I’ve written extensively about how environment is a much bigger factor in our health than our genes. However, I do want to balance the scale and discuss the instances where genetic programming does come into play. Below, I’m going to highlight a few examples where genetic variation (through so-called SNPs, or single nucleotide polymorphisms) may suggest that you act differently. In particular, nutrigenomics is an emerging field of science that explores how nutrition impacts our genome; nutrigenomics demonstrates that certain nutritional interventions can have a positive, neutral or negative effect on a sub-population of individuals, dependent on their unique genetics.
There is ongoing debate about whether high fat diets are healthy for us. The answer may depend, in part, on your genetic make-up. There are three types of APOE variants (E2, E3 and E4). Since you get one gene from each of your parents, your unique mix of APOE genes (e.g., E2/E3, E4/E4) determines how your body metabolizes cholesterol.
The most common genotype is APO E3/E3. People in this population exhibit normal cholesterol metabolism. However, people with APO E2 or APO E4 gene variants exhibit dysfunctional cholesterol metabolism. APO E2 is associated with lower cholesterol levels whereas APO E4 is associated with higher cholesterol levels.

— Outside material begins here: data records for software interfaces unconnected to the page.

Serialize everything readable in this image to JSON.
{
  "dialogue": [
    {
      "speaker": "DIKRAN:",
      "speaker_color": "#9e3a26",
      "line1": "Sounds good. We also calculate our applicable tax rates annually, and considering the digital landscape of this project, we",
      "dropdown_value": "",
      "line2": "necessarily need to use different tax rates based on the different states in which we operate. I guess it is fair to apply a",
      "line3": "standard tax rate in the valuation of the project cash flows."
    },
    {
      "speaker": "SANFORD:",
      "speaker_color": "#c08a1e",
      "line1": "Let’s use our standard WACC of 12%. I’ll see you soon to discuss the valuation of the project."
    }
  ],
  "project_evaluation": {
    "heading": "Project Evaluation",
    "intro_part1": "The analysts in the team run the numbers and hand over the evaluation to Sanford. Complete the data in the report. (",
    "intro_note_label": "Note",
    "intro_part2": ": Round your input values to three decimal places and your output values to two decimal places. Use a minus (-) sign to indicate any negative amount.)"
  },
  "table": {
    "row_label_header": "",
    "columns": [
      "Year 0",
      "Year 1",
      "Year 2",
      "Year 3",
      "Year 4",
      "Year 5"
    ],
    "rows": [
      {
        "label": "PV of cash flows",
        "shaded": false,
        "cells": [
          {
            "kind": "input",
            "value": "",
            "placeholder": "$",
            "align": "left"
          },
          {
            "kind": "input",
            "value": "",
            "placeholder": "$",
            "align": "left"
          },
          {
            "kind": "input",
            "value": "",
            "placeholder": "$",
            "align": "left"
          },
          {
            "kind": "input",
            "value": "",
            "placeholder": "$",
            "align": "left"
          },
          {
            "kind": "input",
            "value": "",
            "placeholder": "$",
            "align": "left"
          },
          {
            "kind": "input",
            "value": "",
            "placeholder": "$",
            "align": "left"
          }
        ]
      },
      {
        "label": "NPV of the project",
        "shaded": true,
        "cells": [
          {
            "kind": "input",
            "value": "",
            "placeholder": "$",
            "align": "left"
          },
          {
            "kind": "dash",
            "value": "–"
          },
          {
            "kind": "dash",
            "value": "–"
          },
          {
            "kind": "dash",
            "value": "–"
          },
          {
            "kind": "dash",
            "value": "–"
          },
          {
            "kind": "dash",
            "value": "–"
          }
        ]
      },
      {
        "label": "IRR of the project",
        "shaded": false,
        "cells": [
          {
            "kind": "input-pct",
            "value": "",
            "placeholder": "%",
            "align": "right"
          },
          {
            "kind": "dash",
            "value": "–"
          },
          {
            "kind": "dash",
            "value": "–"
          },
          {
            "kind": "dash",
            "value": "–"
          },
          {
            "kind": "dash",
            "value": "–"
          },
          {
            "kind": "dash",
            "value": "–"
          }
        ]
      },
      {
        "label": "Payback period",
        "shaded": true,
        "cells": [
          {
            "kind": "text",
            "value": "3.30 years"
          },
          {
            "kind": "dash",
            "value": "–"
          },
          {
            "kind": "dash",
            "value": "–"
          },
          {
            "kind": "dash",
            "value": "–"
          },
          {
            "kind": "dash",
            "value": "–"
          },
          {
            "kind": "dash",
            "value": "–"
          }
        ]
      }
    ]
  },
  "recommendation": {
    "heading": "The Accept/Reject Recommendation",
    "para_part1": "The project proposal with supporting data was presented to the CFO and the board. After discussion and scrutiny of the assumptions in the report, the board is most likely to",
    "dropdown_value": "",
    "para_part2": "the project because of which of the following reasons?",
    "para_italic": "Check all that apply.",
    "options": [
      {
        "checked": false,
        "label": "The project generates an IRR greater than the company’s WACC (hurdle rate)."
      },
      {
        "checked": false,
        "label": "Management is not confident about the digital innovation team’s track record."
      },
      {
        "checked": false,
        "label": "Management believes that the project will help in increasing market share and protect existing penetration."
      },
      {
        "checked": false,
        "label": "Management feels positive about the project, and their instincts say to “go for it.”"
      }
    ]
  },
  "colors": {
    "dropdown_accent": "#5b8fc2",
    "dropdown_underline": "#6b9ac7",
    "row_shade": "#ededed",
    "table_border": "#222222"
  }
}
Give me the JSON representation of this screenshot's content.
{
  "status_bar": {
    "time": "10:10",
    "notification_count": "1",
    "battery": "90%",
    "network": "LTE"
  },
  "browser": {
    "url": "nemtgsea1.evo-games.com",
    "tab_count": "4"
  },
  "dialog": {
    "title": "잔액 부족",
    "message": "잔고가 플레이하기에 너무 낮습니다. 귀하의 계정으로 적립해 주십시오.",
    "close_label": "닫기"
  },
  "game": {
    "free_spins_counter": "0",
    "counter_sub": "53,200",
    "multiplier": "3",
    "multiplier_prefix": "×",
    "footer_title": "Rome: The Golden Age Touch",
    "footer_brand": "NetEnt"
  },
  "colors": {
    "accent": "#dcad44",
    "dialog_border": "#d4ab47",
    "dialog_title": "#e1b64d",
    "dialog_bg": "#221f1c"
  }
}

Several studies have found that diet may influence the effect of the APOE polymorphism on cholesterol levels. Because of how cholesterol is differentially metabolized, it has been suggested that E4 carriers benefit most from lower fat, higher carb diets while E2 carriers benefit most from higher fat, lower carb diets. We now know that the relationship between fat intake and cholesterol levels isn’t as clear as we used to think it was and that sugar intake might actually be a bigger mediator in cholesterol synthesis. However, in this case, the amount of dietary fat that’s optimal for you may very well depend on certain pieces of your genetic blueprint.
The research on coffee consumption has been notoriously mixed. Some studies find that drinking coffee has many health benefits (e.g., owing to the polyphenols, etc). Other studies find that drinking coffee has many health drawbacks (e.g., makes the body overly acidic, leaches minerals, etc.). There is not one, single answer here...and the discrepancy may lie in our genetic make-up.
Several studies have found that the difference in whether coffee is beneficial or detrimental depends on whether you are a fast or slow metabolizer of coffee; one study looked at the risk of heart attack and another looked at the risk of hypertension. Both studies found the same thing: slow metabolizers of caffeine have an increased risk of disease, while fast metabolizers experience no such increased risk. Fast metabolizers are able to clear caffeine from their systems quickly, allowing exposure to the beneficial compounds (like polyphenols) while decreasing the likelihood of negative side effects. Slow metabolizers, on the other hand, took a lot longer to clear the caffeine, which increased the amount of time that caffeine had to wreak havoc on the body. We now know that one gene, CYP1A2, seems to play a role in regulating whether you are a fast or slow metabolizer. Now, it would be remiss of us to stop the discussion there; there are absolutely other genetic and environmental factors that may play a role in how caffeine is metabolized in the body. Several other SNPs have already been implicated. However, CYP1A2 is a great place to start in understanding the role of genetics in informing our daily coffee fix.
MTHFR is one of the most studied SNPs. MTHFR is the enzyme that converts dietary folate (and synthetic folic acid) to the active form of folate (5-mTHF) as well as converting homocysteine to methionine. People with MTHFR SNPs have decreased activity in this enzyme ranging from ~30% to 75%. Given this, for people with one or two MTHFR gene mutations, the research suggests that you should limit intake of folic acid in fortified foods and supplements since you can’t convert folic acid as efficiently into usable folate. You may also want to limit foods that increase homocysteine levels (e.g., processed foods, too much conventionally raised meat, alcohol) and incorporate foods that decrease homocysteine levels (e.g., green leafy vegetables). In addition, detox capacity may be impaired so eating a clean diet (e.g., filtered water, clean animal products, organic produce) is especially important for those with MTHFR mutations. There are many more lifestyle suggestions for managing an MTHFR mutation, but you get the idea.
In the future, when we see conflicting evidence in nutrition studies, we may consider the fact that genetics may play a role in what works for one person but not another. We are just scratching the surface when it comes to understanding gene variants and their impact on our bodies. However, it is important that there is an interplay between our genetics and our lifestyle behaviors. Nutrition is not a one-size-fits-all prescription. As with the Pareto principle, ~80% of dietary recommendations can be applied fairly broadly to the population at large, while ~20% of recommendations may need to be tailored to your unique genetics and circumstances.